Bangkok’s Metropolitan Administration (BMA) has ordered 437 schools to be closed as air pollution has hit dangerous pM2.5 levels. However parents are demanding drastic action against smog in Bangkok.
“It is good that we students don’t have to walk to school and breathe polluted air. But I don’t want the school to stay closed for too long because the lessons will be missed,” a student told the Bangkok Post.
She said the pollution has been irritating her eyes, but does not know if the one-day closure will clear the air. But she did hope that staying at home would give some rest to her eyes.
Pollution in Bangkok has been getting worse since early this month. Unsafe PM2.5 levels were on Tuesday detected in 50 of 52 areas in greater Bangkok. Ranging from 55 to 89 micrograms per cubic meter of air (µg/m3), exceeding the government-set “safe” threshold of 50µg/m3.
Private schools also closing due to PM2.5 levels
Saint Dominic – an all boys school located in an area, where dust particles in the air have been very high – announced early on Tuesday that it will be closed from today until Friday.
Amnuay Pittaya, a private school in Huay Kwang district, and the Satit Chula Demonstration School in Pathumwan district will also cancel classes today and tomorrow.
Patt Preechapanich, the parent of a St Dominic student, commended the school for its decision, saying her son has developed a rash and nasal congestion from the pollution and cannot practise football.
“But school closures will only solve the problem partially.
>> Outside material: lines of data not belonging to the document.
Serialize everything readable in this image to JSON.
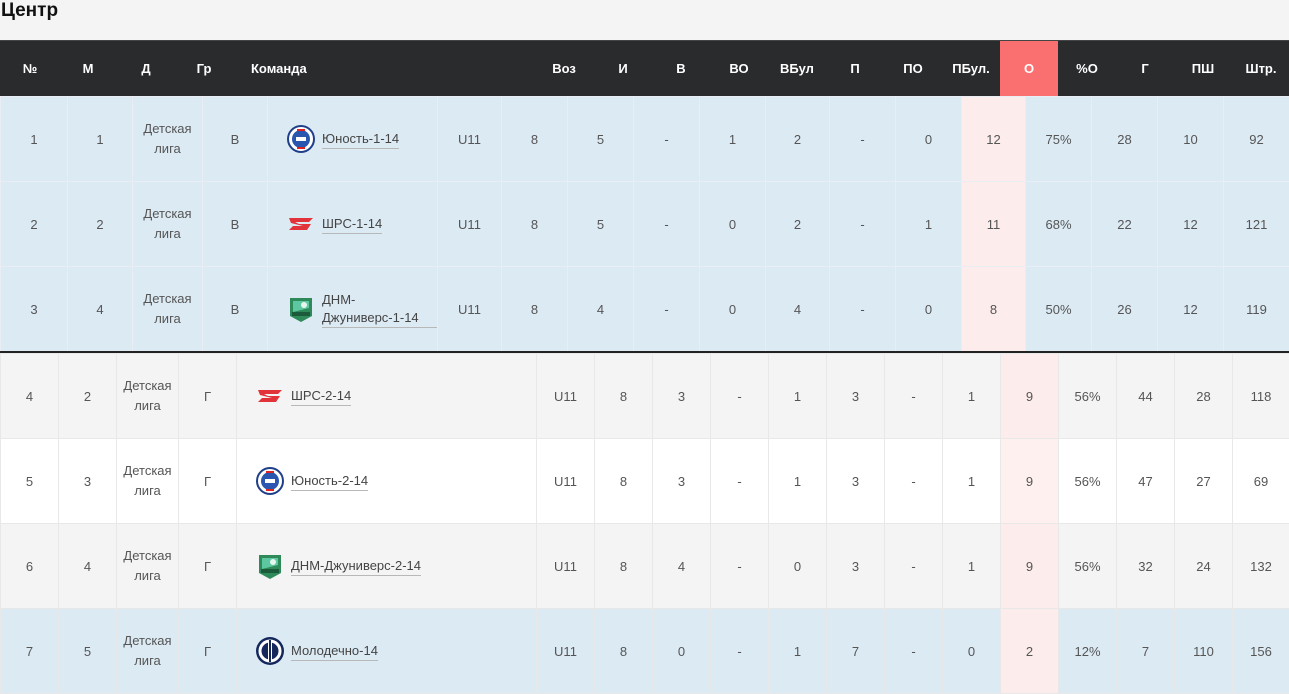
{
  "page_title": "Центр",
  "columns": [
    "№",
    "М",
    "Д",
    "Гр",
    "Команда",
    "Воз",
    "И",
    "В",
    "ВО",
    "ВБул",
    "П",
    "ПО",
    "ПБул.",
    "О",
    "%О",
    "Г",
    "ПШ",
    "Штр."
  ],
  "group_b": [
    {
      "n": "1",
      "m": "1",
      "d": "Детская лига",
      "gr": "В",
      "logo": "yunost-logo",
      "team": "Юность-1-14",
      "age": "U11",
      "games": "8",
      "w": "5",
      "wot": "-",
      "wso": "1",
      "l": "2",
      "lot": "-",
      "lso": "0",
      "pts": "12",
      "pct": "75%",
      "g": "28",
      "ga": "10",
      "pim": "92"
    },
    {
      "n": "2",
      "m": "2",
      "d": "Детская лига",
      "gr": "В",
      "logo": "shrs-logo",
      "team": "ШРС-1-14",
      "age": "U11",
      "games": "8",
      "w": "5",
      "wot": "-",
      "wso": "0",
      "l": "2",
      "lot": "-",
      "lso": "1",
      "pts": "11",
      "pct": "68%",
      "g": "22",
      "ga": "12",
      "pim": "121"
    },
    {
      "n": "3",
      "m": "4",
      "d": "Детская лига",
      "gr": "В",
      "logo": "dnm-logo",
      "team": "ДНМ-Джуниверс-1-14",
      "age": "U11",
      "games": "8",
      "w": "4",
      "wot": "-",
      "wso": "0",
      "l": "4",
      "lot": "-",
      "lso": "0",
      "pts": "8",
      "pct": "50%",
      "g": "26",
      "ga": "12",
      "pim": "119"
    }
  ],
  "group_g": [
    {
      "n": "4",
      "m": "2",
      "d": "Детская лига",
      "gr": "Г",
      "logo": "shrs-logo",
      "team": "ШРС-2-14",
      "age": "U11",
      "games": "8",
      "w": "3",
      "wot": "-",
      "wso": "1",
      "l": "3",
      "lot": "-",
      "lso": "1",
      "pts": "9",
      "pct": "56%",
      "g": "44",
      "ga": "28",
      "pim": "118"
    },
    {
      "n": "5",
      "m": "3",
      "d": "Детская лига",
      "gr": "Г",
      "logo": "yunost-logo",
      "team": "Юность-2-14",
      "age": "U11",
      "games": "8",
      "w": "3",
      "wot": "-",
      "wso": "1",
      "l": "3",
      "lot": "-",
      "lso": "1",
      "pts": "9",
      "pct": "56%",
      "g": "47",
      "ga": "27",
      "pim": "69"
    },
    {
      "n": "6",
      "m": "4",
      "d": "Детская лига",
      "gr": "Г",
      "logo": "dnm-logo",
      "team": "ДНМ-Джуниверс-2-14",
      "age": "U11",
      "games": "8",
      "w": "4",
      "wot": "-",
      "wso": "0",
      "l": "3",
      "lot": "-",
      "lso": "1",
      "pts": "9",
      "pct": "56%",
      "g": "32",
      "ga": "24",
      "pim": "132"
    },
    {
      "n": "7",
      "m": "5",
      "d": "Детская лига",
      "gr": "Г",
      "logo": "molodechno-logo",
      "team": "Молодечно-14",
      "age": "U11",
      "games": "8",
      "w": "0",
      "wot": "-",
      "wso": "1",
      "l": "7",
      "lot": "-",
      "lso": "0",
      "pts": "2",
      "pct": "12%",
      "g": "7",
      "ga": "110",
      "pim": "156"
    }
  ],
  "colors": {
    "header": "#2a2b2d",
    "points_header": "#fa6f6f",
    "row_blue": "#dceaf4",
    "row_gray": "#f4f4f4",
    "points_cell": "#fdecec"
  }
}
We need to see if the government will take more meaningful measures,” she told the Bangkok Post over the phone.
However, since not all schools in Bangkok are closing, many students will still have to inhale bad air.
Dawee Chaikere, a TV journalist and mother of three, said her two young boys still have to attend school. Furthermore their only protection is for them to wear masks.
“But my boys can’t wear masks for too long and pull them off after a while,” she said.
Face masks for children not a solution
Kanokporn Natee, the mother of an eight-year-old student at Bangkok Christian College, an all-boys school on Sathon Road, said that even though the school is not closing, she is confident the children are well taken care of.
“The school has a system of ensuring that students wear masks at all times and that all activities are held indoors. The school has also been spraying water to keep dust levels down and is planting trees,” she said.
While many students are delighted with the option of staying home, parents are asking if the decision to close schools is good for their children’s education.
Sophavadee Sankosik, the mother of a 13-year-old girl, also asked if closing schools will really solve the problem.
“The question is: what will we do if the pollution is prolonged for another month? Will we close schools every time the PM2.5 levels exceed safe limits?” she asked.
She said the government should impose long-term measures that solve the problems. Imposing short-term measures such as closing schools every time pollution exceeds safe limits isn’t the answer.
She added that she was waiting for the government to take proper action. Such as banning polluting cars.
“Citizens are waiting for direction and they are ready to cooperate. But what we are lacking is leadership, she said. We are waiting for a leader who dares to make tough decisions, which might upset some.